**Instructions for the task**: For the word "Montpellier", copy every line of the material that includes it.

**Study material**:
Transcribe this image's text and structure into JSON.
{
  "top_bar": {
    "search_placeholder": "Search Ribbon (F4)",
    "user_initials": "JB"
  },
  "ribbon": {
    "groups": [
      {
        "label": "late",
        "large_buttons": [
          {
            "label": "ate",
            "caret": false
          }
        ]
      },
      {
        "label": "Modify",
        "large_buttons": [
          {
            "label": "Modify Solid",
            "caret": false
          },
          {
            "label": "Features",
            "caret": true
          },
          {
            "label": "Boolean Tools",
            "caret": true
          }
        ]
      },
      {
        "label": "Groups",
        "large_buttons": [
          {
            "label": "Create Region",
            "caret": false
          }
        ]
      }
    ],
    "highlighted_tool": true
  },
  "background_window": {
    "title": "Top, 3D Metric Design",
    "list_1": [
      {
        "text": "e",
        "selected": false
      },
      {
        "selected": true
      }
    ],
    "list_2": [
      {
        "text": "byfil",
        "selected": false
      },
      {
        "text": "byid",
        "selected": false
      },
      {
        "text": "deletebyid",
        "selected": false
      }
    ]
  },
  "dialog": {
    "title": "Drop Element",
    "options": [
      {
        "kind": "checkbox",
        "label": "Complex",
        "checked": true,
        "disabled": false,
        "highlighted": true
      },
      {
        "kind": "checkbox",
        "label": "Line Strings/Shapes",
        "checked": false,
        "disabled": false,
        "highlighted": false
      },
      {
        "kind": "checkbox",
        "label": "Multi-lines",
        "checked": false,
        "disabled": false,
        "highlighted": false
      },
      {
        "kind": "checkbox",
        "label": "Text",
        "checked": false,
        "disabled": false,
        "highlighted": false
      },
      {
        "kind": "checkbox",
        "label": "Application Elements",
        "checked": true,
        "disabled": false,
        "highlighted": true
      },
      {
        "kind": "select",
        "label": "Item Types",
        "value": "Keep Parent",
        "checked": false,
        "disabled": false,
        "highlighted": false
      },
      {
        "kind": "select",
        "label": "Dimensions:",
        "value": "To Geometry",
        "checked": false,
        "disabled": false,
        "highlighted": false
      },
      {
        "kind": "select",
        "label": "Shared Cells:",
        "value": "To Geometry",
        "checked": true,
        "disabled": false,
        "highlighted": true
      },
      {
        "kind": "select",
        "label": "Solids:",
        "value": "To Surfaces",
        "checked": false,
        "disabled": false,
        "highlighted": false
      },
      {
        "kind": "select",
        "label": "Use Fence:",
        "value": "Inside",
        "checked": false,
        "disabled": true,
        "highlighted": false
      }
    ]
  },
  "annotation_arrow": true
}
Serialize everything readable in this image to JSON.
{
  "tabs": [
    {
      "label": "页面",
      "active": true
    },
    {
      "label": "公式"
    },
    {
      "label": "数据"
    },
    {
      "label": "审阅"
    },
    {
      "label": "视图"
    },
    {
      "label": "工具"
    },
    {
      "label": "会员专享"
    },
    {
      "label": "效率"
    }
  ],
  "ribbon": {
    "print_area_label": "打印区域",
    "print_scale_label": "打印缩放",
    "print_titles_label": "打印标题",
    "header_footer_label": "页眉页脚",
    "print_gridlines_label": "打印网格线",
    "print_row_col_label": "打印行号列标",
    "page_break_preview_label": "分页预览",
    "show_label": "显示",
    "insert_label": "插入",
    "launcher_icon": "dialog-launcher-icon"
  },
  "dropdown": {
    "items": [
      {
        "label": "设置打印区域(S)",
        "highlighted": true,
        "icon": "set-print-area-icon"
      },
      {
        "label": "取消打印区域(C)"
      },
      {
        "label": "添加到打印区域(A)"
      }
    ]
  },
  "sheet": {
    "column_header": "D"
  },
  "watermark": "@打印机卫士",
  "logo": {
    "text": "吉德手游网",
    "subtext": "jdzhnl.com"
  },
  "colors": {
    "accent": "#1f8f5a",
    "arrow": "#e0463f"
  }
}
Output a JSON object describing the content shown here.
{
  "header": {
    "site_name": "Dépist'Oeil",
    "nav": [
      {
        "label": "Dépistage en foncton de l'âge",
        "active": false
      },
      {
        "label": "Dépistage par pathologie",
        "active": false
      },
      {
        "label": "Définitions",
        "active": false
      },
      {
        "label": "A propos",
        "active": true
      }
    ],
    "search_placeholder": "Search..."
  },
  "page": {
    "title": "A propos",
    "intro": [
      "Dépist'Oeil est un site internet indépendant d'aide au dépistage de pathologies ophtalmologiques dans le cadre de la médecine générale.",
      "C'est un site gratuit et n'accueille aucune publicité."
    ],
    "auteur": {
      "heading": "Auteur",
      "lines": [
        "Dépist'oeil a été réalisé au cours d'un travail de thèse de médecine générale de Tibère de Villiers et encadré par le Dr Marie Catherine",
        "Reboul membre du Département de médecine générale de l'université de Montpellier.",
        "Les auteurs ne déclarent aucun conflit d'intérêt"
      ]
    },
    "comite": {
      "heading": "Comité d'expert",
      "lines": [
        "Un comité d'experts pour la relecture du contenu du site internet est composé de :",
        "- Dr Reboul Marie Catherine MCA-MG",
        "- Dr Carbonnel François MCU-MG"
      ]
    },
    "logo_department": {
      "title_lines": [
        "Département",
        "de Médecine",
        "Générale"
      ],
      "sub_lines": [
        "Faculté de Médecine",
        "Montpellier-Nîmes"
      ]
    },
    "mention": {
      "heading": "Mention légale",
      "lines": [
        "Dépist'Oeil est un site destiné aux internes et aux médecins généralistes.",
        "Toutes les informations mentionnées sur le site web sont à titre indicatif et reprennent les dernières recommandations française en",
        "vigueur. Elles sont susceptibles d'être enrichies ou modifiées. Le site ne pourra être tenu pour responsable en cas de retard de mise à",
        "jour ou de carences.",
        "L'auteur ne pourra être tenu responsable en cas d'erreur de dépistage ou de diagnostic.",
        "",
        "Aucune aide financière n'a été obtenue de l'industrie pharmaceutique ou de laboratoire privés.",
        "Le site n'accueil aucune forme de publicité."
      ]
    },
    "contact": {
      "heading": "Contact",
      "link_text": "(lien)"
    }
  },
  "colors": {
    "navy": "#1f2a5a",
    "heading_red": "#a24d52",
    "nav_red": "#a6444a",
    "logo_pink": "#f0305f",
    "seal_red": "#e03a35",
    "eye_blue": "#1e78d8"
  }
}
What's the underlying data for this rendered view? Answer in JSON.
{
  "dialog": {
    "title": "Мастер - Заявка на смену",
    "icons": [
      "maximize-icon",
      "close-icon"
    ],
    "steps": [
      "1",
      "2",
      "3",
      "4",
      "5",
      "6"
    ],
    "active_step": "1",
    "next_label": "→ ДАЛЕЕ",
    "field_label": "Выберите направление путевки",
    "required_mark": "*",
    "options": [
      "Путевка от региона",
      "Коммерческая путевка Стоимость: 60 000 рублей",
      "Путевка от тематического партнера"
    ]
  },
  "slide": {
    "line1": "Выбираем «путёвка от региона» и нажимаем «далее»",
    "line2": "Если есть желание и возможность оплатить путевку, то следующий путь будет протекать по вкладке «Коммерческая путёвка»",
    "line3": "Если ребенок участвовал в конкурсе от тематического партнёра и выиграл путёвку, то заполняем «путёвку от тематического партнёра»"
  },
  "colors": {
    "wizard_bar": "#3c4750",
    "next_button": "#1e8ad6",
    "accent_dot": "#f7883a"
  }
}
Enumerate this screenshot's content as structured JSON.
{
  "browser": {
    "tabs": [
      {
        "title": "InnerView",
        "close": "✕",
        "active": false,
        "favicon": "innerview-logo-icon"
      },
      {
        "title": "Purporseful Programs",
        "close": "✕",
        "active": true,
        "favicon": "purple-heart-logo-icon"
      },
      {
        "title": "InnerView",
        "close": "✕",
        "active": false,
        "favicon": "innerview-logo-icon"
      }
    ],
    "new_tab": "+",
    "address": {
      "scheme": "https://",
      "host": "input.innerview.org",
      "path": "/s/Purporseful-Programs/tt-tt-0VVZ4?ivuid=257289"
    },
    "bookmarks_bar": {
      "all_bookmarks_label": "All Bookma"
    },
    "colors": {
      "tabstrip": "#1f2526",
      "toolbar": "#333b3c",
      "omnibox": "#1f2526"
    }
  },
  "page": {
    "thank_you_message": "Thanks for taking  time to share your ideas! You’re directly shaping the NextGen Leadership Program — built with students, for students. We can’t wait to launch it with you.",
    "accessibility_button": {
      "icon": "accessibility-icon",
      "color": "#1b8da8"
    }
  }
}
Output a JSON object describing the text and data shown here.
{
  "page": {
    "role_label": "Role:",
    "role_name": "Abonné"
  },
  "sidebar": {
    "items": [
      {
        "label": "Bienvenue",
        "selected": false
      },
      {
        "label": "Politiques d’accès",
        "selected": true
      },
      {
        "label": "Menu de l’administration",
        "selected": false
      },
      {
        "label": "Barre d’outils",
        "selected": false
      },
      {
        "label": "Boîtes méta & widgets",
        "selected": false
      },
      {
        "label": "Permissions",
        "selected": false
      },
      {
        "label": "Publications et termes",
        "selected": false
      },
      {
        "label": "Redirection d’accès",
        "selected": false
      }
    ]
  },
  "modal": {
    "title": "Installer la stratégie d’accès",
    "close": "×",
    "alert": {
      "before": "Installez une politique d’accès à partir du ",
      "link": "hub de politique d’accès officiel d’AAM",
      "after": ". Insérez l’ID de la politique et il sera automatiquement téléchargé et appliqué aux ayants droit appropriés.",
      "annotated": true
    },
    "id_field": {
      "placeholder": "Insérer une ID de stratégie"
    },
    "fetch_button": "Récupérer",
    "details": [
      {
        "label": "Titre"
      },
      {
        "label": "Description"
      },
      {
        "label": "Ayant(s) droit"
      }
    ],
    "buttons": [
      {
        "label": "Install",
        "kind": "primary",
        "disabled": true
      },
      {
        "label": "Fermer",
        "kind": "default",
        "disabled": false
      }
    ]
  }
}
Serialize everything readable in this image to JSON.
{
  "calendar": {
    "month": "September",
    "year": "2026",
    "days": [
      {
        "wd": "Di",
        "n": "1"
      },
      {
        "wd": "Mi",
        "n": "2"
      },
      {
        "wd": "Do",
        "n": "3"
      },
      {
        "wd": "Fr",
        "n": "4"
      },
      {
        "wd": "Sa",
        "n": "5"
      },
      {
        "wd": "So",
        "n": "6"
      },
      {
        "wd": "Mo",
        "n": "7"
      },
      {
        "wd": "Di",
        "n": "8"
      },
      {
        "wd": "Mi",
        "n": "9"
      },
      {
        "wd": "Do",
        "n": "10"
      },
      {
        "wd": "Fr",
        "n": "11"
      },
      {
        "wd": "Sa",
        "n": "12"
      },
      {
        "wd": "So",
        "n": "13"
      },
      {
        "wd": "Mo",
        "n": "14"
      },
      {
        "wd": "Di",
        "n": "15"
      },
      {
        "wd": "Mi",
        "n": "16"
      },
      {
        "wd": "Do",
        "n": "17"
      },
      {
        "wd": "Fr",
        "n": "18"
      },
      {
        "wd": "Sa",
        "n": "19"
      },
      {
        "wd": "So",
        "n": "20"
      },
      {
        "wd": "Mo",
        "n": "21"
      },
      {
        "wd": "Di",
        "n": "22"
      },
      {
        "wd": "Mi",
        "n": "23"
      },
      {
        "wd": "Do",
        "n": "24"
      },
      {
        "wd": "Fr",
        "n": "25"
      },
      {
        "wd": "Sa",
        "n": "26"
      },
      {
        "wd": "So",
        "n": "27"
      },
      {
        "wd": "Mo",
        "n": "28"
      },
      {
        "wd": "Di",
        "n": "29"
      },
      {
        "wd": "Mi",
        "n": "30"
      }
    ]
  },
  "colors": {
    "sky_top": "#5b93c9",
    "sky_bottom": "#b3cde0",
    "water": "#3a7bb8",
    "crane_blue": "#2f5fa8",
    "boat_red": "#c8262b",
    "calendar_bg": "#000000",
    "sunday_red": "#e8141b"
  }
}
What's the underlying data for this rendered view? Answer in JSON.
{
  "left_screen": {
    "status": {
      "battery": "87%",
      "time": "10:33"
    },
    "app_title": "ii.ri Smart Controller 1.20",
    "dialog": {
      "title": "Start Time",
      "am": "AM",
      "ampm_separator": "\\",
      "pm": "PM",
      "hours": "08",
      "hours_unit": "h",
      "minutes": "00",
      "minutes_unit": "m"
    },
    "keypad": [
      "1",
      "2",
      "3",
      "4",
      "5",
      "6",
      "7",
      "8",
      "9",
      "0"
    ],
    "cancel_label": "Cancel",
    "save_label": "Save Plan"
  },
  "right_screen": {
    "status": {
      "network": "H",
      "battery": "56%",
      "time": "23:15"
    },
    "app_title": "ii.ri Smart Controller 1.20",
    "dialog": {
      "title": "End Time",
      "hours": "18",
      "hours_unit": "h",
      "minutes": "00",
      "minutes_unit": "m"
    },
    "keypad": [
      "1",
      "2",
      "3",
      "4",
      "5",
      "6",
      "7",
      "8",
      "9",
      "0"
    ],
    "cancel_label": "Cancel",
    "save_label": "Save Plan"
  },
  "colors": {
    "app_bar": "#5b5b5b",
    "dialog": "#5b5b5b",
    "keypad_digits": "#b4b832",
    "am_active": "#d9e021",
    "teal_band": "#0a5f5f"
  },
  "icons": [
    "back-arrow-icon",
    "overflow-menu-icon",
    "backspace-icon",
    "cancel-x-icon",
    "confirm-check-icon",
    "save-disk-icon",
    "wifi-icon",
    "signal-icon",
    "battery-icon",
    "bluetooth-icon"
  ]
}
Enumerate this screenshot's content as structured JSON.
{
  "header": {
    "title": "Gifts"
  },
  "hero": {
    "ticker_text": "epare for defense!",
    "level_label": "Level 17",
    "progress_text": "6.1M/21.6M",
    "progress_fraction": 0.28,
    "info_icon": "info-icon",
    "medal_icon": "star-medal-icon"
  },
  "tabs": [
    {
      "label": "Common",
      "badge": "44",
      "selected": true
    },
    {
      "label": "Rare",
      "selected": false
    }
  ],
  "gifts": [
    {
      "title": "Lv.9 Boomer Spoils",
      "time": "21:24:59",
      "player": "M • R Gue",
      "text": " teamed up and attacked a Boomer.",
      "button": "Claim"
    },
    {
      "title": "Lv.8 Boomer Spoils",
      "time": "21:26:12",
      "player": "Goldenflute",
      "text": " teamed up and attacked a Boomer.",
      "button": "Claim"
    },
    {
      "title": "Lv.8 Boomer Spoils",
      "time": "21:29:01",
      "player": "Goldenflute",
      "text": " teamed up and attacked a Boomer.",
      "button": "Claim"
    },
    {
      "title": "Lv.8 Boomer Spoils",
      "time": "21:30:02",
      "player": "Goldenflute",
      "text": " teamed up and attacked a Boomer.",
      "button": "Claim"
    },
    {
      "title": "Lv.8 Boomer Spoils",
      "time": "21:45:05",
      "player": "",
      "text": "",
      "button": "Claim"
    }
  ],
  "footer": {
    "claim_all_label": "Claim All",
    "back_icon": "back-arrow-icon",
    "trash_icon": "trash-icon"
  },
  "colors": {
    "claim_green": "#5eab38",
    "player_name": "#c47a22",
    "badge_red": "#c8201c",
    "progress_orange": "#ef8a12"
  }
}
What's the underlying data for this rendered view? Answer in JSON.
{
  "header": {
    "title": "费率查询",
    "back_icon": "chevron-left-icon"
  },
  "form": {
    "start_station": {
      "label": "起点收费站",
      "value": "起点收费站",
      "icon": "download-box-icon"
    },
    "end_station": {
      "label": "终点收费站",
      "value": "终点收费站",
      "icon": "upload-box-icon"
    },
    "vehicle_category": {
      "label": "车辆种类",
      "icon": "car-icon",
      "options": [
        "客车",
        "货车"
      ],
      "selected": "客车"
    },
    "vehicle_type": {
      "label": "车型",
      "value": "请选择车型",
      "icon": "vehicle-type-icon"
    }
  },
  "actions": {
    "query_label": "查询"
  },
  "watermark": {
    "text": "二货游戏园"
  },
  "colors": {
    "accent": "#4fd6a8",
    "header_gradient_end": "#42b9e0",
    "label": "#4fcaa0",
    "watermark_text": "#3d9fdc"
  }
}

**Answer section**:
        "Reboul membre du Département de médecine générale de l'université de Montpellier.",
        "Montpellier-Nîmes"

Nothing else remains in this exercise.